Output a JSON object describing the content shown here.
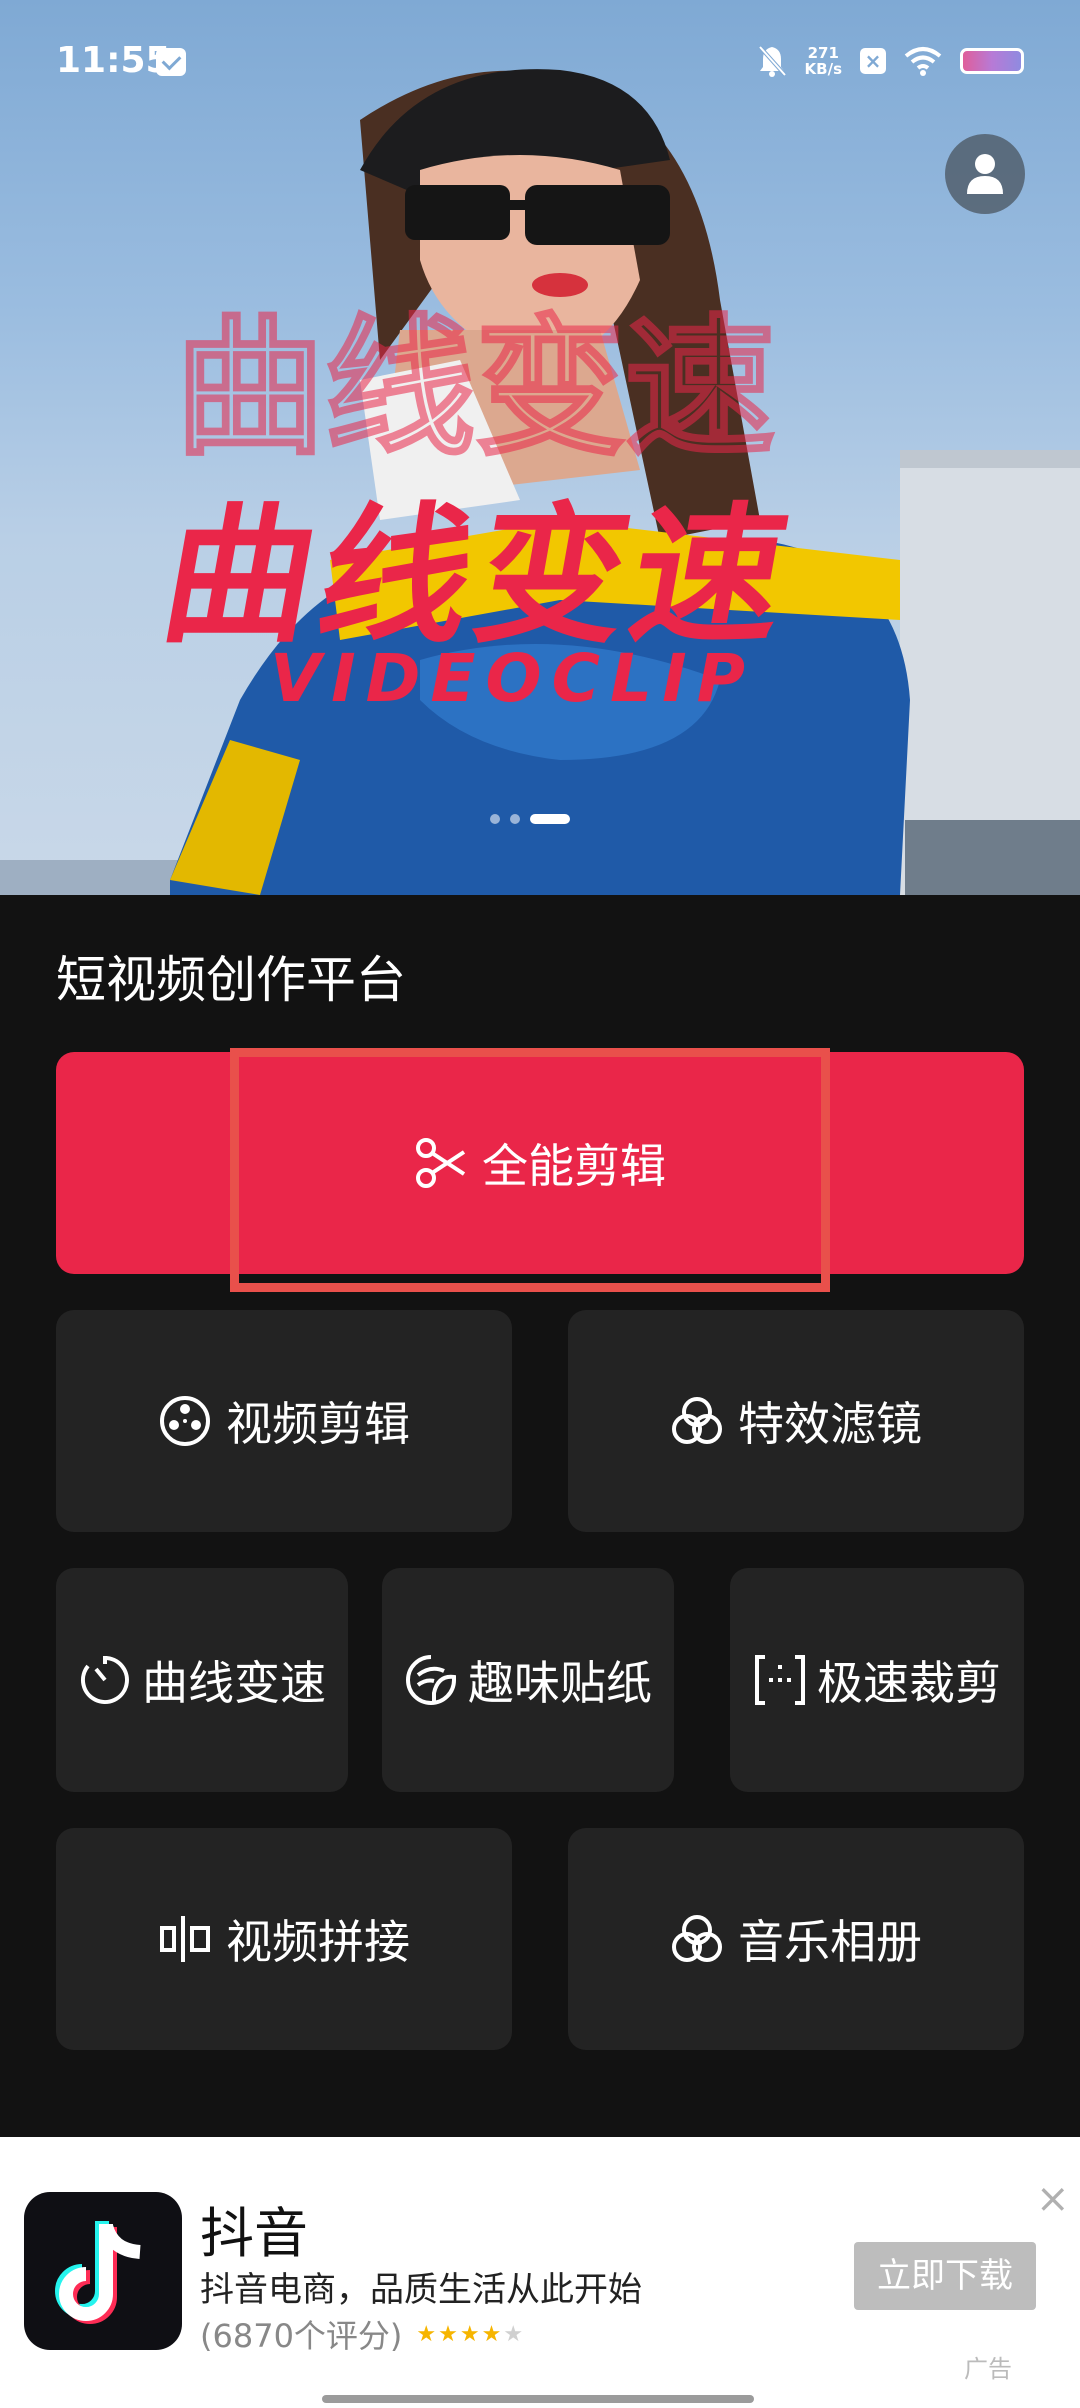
{
  "status_bar": {
    "time": "11:55",
    "network_speed": "271",
    "network_unit": "KB/s"
  },
  "banner": {
    "title": "曲线变速",
    "subtitle": "VIDEOCLIP",
    "carousel_total": 3,
    "carousel_active": 3
  },
  "section": {
    "title": "短视频创作平台"
  },
  "tools": {
    "primary": {
      "label": "全能剪辑",
      "icon": "scissors-icon"
    },
    "video_edit": {
      "label": "视频剪辑",
      "icon": "film-reel-icon"
    },
    "effects_filter": {
      "label": "特效滤镜",
      "icon": "filter-circles-icon"
    },
    "curve_speed": {
      "label": "曲线变速",
      "icon": "timer-icon"
    },
    "stickers": {
      "label": "趣味贴纸",
      "icon": "sticker-icon"
    },
    "quick_crop": {
      "label": "极速裁剪",
      "icon": "crop-frame-icon"
    },
    "video_splice": {
      "label": "视频拼接",
      "icon": "splice-icon"
    },
    "music_album": {
      "label": "音乐相册",
      "icon": "album-circles-icon"
    }
  },
  "ad": {
    "app_name": "抖音",
    "description": "抖音电商，品质生活从此开始",
    "rating_text": "(6870个评分)",
    "stars": 4,
    "button_label": "立即下载",
    "ad_mark": "广告"
  },
  "colors": {
    "accent": "#ea2649",
    "tile": "#232323",
    "background": "#121212"
  }
}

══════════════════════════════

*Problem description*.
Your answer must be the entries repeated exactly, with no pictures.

*Exercise result*.
Output a JSON object describing the content shown here.
{
  "status_bar": {
    "time": "11:55",
    "network_speed": "271",
    "network_unit": "KB/s"
  },
  "banner": {
    "title": "曲线变速",
    "subtitle": "VIDEOCLIP",
    "carousel_total": 3,
    "carousel_active": 3
  },
  "section": {
    "title": "短视频创作平台"
  },
  "tools": {
    "primary": {
      "label": "全能剪辑",
      "icon": "scissors-icon"
    },
    "video_edit": {
      "label": "视频剪辑",
      "icon": "film-reel-icon"
    },
    "effects_filter": {
      "label": "特效滤镜",
      "icon": "filter-circles-icon"
    },
    "curve_speed": {
      "label": "曲线变速",
      "icon": "timer-icon"
    },
    "stickers": {
      "label": "趣味贴纸",
      "icon": "sticker-icon"
    },
    "quick_crop": {
      "label": "极速裁剪",
      "icon": "crop-frame-icon"
    },
    "video_splice": {
      "label": "视频拼接",
      "icon": "splice-icon"
    },
    "music_album": {
      "label": "音乐相册",
      "icon": "album-circles-icon"
    }
  },
  "ad": {
    "app_name": "抖音",
    "description": "抖音电商，品质生活从此开始",
    "rating_text": "(6870个评分)",
    "stars": 4,
    "button_label": "立即下载",
    "ad_mark": "广告"
  },
  "colors": {
    "accent": "#ea2649",
    "tile": "#232323",
    "background": "#121212"
  }
}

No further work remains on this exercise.